▸ **WORK TASK**: All lines of the entries with "pencil" in them must be listed.

(Website and app data records)
-*-*-
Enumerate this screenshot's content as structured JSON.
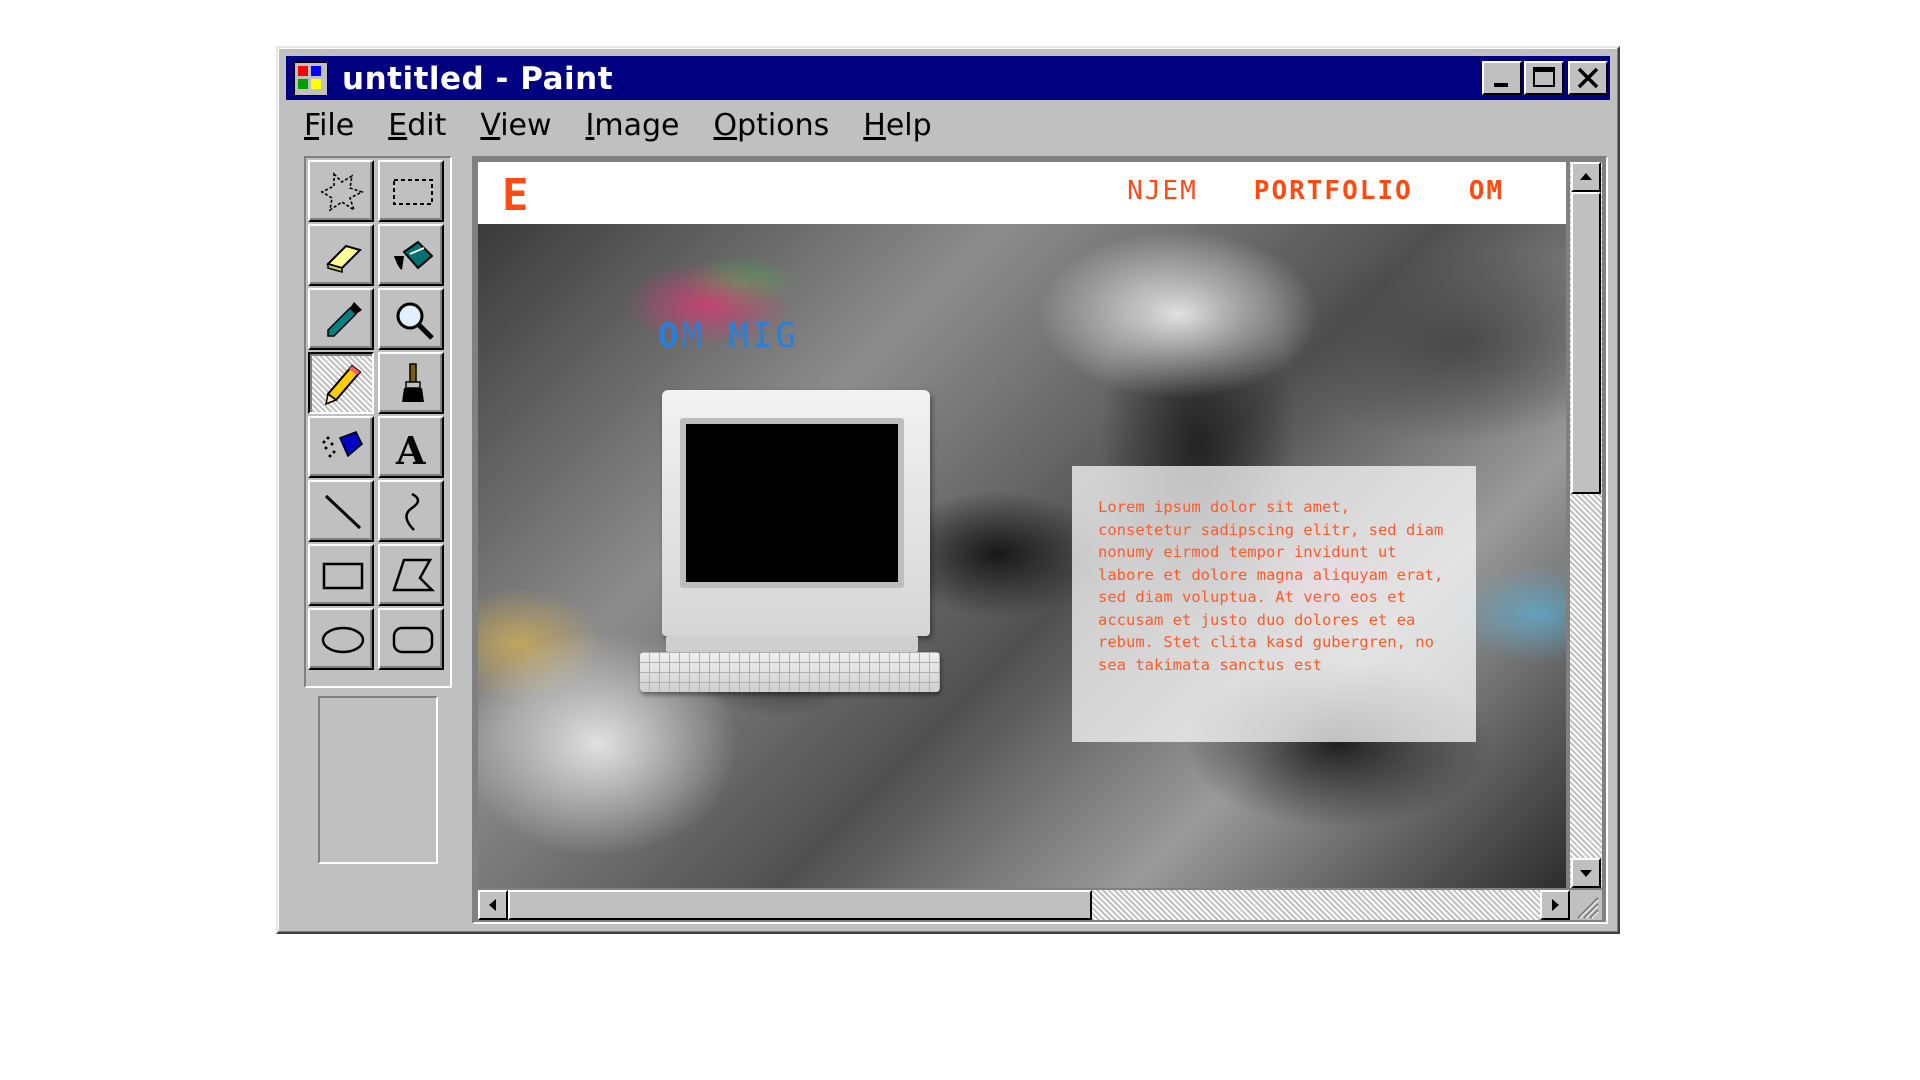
{
  "window": {
    "title": "untitled - Paint",
    "title_color": "#000080"
  },
  "menu": [
    {
      "hotkey": "F",
      "rest": "ile"
    },
    {
      "hotkey": "E",
      "rest": "dit"
    },
    {
      "hotkey": "V",
      "rest": "iew"
    },
    {
      "hotkey": "I",
      "rest": "mage"
    },
    {
      "hotkey": "O",
      "rest": "ptions"
    },
    {
      "hotkey": "H",
      "rest": "elp"
    }
  ],
  "tools": [
    "free-form-select-icon",
    "rectangle-select-icon",
    "eraser-icon",
    "fill-bucket-icon",
    "color-picker-icon",
    "magnifier-icon",
    "pencil-icon",
    "brush-icon",
    "airbrush-icon",
    "text-icon",
    "line-icon",
    "curve-icon",
    "rectangle-icon",
    "polygon-icon",
    "ellipse-icon",
    "rounded-rectangle-icon"
  ],
  "active_tool": "pencil-icon",
  "site": {
    "logo": "E",
    "nav": [
      "NJEM",
      "PORTFOLIO",
      "OM"
    ],
    "hero_title_first": "O",
    "hero_title_rest": "M MIG",
    "body": "Lorem ipsum dolor sit amet, consetetur sadipscing elitr, sed diam nonumy eirmod tempor invidunt ut labore et dolore magna aliquyam erat, sed diam voluptua. At vero eos et accusam et justo duo dolores et ea rebum. Stet clita kasd gubergren, no sea takimata sanctus est",
    "accent_color": "#ff4a12",
    "title_color": "#2a7fd6"
  },
  "scroll": {
    "vertical_position": 0.0,
    "horizontal_position": 0.0
  }
}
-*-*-
▸ **WRITTEN ANSWER**:
    "pencil-icon",
  "active_tool": "pencil-icon",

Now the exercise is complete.